By Jane Bauer
“Less is more”
Ludwig Mies van der Rohe
Even if you are not interested in building or construction, it is undeniable that spaces have the ability to evoke certain feelings. The curve of a wall or the way the light comes into a room can make you feel welcomed and soothed. Like you would like to sit down and linger.
As a girl, one of my favorite spaces was a grouping of three black high-rises connected by an underground shopping area and corridor that led to the subway (or “metro.” as we call it in Montreal). The buildings seemed to levitate off the slushy streets and had wide expanses of off-white terraces. I loved the feeling of touching that material that I now know to be travertine. The walls of glass gave way to expanses of space that felt luxurious and calming.
The buildings were designed by Ludwig Mies van der Rohe, and I can see how my love of those buildings has subtly influenced my own house design. I like clean straight lines and space that allows for flow.
This month our writers explore architecture. Before moving to Mexico, I hadn’t met that many architects. However, when I consider the temperate climate here and the array of building materials available, it makes sense why someone would want to be an architect in Mexico. Most regions don’t even require insulation, which expands the possibility for experimentation with materials. One of my favorite features is the amount of outdoor living space one can have. My living room and dining room literally spill out onto my garden.

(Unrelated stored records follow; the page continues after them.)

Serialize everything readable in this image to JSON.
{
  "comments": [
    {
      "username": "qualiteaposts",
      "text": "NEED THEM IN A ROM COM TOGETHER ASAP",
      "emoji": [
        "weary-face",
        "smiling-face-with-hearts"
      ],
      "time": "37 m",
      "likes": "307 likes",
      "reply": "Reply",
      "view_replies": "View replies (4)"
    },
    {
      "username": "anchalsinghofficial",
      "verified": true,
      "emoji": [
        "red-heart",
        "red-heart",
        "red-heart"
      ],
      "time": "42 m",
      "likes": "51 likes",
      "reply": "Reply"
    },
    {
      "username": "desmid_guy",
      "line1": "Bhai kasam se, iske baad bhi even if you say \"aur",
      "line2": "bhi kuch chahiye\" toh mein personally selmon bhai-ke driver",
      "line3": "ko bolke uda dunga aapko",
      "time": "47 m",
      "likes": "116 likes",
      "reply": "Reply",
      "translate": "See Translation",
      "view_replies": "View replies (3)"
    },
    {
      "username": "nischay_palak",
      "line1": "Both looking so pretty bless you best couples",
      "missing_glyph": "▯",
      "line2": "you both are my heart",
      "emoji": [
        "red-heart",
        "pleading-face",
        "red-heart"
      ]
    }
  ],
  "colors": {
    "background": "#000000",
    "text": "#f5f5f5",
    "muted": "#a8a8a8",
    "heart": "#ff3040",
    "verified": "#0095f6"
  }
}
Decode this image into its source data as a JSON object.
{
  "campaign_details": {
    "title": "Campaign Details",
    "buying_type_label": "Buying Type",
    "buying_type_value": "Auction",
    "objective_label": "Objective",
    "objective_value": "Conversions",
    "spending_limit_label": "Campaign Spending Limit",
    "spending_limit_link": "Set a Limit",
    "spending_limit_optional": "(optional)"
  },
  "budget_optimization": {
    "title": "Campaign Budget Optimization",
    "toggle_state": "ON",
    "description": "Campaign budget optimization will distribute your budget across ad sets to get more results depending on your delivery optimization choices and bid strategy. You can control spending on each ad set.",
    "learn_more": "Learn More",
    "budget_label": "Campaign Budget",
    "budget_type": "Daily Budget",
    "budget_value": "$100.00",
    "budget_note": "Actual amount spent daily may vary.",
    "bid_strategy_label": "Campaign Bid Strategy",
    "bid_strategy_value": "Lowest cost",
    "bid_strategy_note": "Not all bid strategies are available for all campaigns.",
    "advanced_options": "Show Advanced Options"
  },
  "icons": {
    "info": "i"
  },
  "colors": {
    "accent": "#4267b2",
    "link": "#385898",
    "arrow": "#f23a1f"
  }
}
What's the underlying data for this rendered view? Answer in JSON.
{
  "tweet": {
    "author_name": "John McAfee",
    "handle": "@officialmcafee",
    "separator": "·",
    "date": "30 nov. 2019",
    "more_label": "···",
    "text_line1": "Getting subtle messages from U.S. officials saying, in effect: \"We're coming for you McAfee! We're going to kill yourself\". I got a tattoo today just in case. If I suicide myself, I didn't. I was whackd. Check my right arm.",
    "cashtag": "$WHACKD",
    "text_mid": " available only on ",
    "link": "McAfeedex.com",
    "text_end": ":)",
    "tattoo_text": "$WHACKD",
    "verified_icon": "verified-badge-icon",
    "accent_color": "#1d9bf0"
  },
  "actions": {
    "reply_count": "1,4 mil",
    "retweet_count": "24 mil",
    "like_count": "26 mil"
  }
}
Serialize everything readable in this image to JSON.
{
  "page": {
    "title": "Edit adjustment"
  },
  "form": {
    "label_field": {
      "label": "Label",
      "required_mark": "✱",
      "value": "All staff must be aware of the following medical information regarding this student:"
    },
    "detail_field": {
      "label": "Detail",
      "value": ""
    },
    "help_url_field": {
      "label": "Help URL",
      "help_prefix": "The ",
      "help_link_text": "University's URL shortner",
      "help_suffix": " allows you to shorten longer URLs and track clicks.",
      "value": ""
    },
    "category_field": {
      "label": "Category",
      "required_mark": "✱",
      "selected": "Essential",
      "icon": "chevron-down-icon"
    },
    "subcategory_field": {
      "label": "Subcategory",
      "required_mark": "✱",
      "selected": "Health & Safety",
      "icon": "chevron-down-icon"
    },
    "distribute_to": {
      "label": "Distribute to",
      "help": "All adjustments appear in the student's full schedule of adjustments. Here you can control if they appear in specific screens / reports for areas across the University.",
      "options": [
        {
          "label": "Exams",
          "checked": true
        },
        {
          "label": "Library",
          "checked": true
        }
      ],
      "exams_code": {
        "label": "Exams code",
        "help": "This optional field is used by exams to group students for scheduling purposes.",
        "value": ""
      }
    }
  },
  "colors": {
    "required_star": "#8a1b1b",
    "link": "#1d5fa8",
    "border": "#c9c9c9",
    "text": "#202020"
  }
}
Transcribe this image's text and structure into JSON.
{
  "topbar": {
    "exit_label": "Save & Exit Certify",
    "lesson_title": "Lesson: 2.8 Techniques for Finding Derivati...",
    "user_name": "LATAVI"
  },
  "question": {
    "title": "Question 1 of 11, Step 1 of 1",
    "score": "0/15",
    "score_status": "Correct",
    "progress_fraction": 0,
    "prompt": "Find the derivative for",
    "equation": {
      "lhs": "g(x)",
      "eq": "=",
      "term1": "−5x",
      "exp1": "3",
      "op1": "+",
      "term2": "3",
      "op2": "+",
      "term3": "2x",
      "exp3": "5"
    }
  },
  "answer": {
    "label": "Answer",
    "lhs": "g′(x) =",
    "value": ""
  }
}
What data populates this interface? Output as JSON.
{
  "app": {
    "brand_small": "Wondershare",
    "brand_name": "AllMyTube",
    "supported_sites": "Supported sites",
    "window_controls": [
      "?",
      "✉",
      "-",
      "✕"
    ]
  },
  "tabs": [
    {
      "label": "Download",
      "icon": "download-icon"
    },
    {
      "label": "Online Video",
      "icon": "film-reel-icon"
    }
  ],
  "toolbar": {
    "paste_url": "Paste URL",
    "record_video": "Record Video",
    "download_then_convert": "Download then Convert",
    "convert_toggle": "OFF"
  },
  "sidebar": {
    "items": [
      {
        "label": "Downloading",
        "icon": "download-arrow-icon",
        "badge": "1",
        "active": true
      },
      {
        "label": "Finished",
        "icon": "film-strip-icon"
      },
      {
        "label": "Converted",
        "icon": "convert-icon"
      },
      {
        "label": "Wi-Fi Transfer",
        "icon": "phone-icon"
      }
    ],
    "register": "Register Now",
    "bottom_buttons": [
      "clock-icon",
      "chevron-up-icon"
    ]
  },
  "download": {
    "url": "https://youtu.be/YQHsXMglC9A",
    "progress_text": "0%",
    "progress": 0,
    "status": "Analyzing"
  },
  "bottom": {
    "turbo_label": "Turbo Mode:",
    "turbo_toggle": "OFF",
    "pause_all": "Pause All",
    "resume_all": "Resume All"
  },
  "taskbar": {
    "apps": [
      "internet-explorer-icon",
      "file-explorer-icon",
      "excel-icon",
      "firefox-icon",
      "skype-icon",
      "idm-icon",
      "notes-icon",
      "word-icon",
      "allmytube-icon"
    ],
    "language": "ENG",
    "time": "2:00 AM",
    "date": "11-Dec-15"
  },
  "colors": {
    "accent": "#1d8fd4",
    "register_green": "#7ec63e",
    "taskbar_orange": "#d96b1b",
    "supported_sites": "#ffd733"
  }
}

I think that is the aspect I love so much about Mies van der Rohe’s buildings – the connection of the indoor space to the outside.
With so much building happening in Huatulco, it is interesting to see where the influence of some of the designs has come from.
See you next month,